## Work to complete
From the records below, state how many lines hold the string "true", without any other text.

Entries taken from a collection:
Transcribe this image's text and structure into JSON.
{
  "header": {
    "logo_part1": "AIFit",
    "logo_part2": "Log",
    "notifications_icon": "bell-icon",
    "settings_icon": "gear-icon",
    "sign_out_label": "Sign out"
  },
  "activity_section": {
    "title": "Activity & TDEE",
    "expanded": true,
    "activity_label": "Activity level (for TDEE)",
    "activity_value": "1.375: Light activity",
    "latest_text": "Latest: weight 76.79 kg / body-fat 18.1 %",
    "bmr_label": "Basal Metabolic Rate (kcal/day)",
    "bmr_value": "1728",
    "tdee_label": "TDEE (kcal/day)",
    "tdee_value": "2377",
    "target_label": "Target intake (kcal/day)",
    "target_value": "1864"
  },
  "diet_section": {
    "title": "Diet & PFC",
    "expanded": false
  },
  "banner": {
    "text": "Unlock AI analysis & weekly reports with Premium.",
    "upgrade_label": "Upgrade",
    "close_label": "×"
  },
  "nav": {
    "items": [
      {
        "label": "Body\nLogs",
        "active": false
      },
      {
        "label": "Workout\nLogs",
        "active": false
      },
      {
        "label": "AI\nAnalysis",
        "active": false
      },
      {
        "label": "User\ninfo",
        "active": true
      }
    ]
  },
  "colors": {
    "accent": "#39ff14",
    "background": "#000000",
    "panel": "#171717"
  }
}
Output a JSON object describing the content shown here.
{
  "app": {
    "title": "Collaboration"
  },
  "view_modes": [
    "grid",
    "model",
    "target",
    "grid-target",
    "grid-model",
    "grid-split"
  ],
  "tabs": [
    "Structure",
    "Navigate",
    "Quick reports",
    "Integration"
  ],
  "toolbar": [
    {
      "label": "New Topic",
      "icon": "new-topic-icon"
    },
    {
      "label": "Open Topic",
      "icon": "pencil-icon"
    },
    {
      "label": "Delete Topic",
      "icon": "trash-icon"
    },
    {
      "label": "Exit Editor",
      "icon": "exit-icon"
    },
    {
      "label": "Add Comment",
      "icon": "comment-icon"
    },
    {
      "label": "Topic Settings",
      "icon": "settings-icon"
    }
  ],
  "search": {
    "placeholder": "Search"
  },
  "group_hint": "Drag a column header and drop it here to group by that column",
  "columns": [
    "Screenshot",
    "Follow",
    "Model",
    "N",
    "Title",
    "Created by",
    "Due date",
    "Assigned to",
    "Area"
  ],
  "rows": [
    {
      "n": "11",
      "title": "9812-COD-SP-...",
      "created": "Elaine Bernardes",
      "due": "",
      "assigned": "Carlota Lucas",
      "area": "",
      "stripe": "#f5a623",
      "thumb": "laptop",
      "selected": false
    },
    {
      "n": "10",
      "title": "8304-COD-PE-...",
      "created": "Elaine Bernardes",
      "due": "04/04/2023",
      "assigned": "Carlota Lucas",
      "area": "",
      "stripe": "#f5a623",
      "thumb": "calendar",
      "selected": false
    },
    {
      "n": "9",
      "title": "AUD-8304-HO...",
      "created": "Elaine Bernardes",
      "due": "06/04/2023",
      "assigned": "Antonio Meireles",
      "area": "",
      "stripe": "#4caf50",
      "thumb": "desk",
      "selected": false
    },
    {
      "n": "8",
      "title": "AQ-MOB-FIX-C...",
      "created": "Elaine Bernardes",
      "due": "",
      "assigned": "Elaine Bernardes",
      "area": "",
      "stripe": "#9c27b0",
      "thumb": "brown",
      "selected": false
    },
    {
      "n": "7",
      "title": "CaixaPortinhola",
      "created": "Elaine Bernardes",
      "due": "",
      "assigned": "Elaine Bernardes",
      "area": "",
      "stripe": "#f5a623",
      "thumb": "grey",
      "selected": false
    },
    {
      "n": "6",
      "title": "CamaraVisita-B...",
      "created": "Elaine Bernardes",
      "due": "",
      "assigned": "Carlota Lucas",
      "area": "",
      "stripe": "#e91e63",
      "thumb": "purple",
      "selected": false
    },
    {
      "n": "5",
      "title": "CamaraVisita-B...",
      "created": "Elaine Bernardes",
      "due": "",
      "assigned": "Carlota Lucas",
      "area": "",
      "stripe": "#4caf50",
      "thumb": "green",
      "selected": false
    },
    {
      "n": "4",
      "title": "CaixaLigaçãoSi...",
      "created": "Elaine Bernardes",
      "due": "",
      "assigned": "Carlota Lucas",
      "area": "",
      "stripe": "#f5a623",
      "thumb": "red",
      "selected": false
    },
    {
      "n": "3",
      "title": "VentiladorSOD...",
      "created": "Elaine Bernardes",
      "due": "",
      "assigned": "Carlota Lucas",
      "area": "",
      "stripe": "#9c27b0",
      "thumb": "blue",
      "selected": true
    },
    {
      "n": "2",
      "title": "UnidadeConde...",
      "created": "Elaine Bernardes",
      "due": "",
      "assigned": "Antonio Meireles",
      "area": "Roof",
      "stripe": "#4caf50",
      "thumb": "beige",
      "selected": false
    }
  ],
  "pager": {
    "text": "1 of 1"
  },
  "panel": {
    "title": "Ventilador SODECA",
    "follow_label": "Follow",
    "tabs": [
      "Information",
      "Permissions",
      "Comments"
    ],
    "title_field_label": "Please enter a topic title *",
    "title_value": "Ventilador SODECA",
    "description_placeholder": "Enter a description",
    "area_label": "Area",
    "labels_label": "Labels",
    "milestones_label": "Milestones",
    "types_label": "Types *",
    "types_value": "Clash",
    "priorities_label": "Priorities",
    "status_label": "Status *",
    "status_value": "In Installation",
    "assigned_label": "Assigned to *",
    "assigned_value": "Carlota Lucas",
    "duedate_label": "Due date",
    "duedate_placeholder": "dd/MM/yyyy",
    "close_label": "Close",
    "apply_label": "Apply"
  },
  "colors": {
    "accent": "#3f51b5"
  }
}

## Expected answer
3